“A&E’s focused on delivering content to many of those [plus] platforms to enable them to supplement their libraries, provide additional content and value to their subscribers as they're launching these new platforms,” he said. “So we have to be very good at multiplatform delivery. With the ‘acronym soup’ that is today's AVOD, SVOD, FAST, MVPD world, we make sure that we're able to get each of those partners, the media metadata that they need in a timely basis to support not only the ongoing crunch of daily content flows, but also new launches and new deals and new opportunities in the marketplace.”(opens in new tab)
Speed to Air, ENG and the New Newsroom
In the final panel of the day, “Speed to Air, ENG and the New Newsroom,” panelists showcased the rapid changes taking place in news acquisition and delivery. In addition to the cloud, panelists discussed the changing role of satellites in ENG operations.
“I have been talking more about satellites this last week than I have done in the last 10 years,” said Jon Landman, VP of sales for Teradek. “These new satellites are basically a million dollars to launch—not $100 million—and eventually it will come down to a news organization owning their own satellite network.”
Landman added that these low earth satellites will reinvigorate satellite’s place in the broadcast news landscape.
“I think that we have to look at that as the future for connectivity because they're really bringing them down to a cost that organizations will love,” he said.
Jeffrey Liebman, Director, Network News Operations for Telemundo-NBC noted that there are still certain challenges that go with incorporating satellites for news coverage.
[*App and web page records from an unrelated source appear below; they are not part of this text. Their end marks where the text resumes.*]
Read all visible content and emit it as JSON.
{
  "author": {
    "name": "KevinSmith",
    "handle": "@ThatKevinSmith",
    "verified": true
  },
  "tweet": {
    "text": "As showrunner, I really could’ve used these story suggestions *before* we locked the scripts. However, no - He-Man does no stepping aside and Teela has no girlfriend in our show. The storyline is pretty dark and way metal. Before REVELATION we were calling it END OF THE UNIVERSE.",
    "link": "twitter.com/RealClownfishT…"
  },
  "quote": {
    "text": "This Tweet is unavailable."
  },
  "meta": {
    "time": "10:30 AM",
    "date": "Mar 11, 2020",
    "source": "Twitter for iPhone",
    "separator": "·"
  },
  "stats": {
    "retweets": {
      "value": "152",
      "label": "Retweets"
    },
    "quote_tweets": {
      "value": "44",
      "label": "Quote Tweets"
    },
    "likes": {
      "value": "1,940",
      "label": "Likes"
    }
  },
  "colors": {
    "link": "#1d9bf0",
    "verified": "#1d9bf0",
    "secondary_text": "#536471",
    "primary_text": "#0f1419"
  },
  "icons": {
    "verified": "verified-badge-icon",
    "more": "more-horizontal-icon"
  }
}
“With K-band we found that it works great if you're in, let's say, Texas or the center of the United States, but it really doesn't work well on the periphery in Mexico,” he said. “And that becomes my concern—if we do launch these low earth orbiting satellites, one of the things that we're always going to be dealing with or grappling with is, are they in the right position in the right place?”
Jim Ocon, president of Ocon Solutions & Chairman, OConsortium, summed up the panel discussion with some thoughts about how the technology is secondary to its overall application.
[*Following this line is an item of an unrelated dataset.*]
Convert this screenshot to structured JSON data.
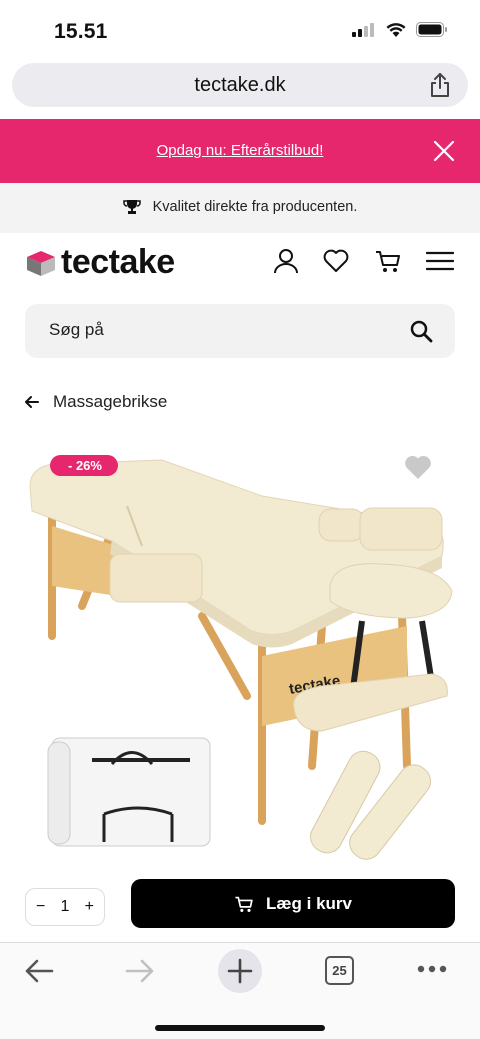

“If you look at the products that are out there, and how robotics are now incorporating artificial intelligence and smart resourcing and sim connections, ENG is about technology, but technology is always changing. And so we always have to be looking at where that sun rises and what's going to help our folks in the field. The last year and a half with COVID has just amplified things, but for me the technology isn't the sticking point. It's the application.”
Sponsors of the summit include:
- Platinum: Harmonic
- Gold: LiveU, SDVI, Sony, Telos Alliance, Teradek & Zero Density
The TV Tech Summit is available on demand at tvtechsummit/march.
Tom has covered the broadcast technology market for the past 25 years, including three years handling member communications for the National Association of Broadcasters followed by a year as editor of Video Technology News and DTV Business executive newsletters for Phillips Publishing. In 1999 he launched digitalbroadcasting.com for internet B2B portal Verticalnet. He is also a charter member of the CTA's Academy of Digital TV Pioneers. Since 2001, he has been editor-in-chief of TV Tech (www.tvtech.com), the leading source of news and information on broadcast and related media technology and is a frequent contributor and moderator to the brand’s Tech Leadership events.
Future US's leading brands bring the most important, up-to-date information right to your inbox
Thank you for signing up to TV Tech. You will receive a verification email shortly.
There was a problem. Please refresh the page and try again.